[Excerpts from an interface dataset]

=======

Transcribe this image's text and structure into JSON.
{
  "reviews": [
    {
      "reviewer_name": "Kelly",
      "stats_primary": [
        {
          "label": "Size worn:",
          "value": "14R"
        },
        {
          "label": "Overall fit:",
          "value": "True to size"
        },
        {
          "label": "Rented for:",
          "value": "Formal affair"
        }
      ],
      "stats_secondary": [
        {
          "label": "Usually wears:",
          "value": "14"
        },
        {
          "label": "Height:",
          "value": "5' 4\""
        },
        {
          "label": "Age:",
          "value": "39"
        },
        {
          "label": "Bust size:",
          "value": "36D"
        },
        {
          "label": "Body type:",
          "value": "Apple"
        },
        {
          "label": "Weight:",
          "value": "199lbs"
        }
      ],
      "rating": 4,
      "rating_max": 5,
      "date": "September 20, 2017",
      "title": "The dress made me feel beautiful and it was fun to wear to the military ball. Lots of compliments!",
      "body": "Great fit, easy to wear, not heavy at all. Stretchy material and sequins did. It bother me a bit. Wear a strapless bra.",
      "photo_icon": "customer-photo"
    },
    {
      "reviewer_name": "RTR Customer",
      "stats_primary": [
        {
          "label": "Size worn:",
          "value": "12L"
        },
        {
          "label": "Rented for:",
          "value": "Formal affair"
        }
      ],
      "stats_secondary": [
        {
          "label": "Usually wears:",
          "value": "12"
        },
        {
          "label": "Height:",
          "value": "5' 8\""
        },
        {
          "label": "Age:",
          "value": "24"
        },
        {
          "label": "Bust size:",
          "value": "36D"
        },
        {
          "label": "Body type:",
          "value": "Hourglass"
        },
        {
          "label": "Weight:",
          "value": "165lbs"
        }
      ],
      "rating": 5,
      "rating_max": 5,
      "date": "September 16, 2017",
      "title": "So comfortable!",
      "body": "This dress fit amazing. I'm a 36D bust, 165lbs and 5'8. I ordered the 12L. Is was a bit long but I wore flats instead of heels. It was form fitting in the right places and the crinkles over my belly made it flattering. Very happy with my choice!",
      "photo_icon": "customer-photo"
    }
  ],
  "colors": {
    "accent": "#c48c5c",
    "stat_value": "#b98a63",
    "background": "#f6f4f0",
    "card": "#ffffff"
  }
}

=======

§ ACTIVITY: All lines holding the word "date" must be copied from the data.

§ ANSWER BOX:
      "date": "September 20, 2017",
      "date": "September 16, 2017",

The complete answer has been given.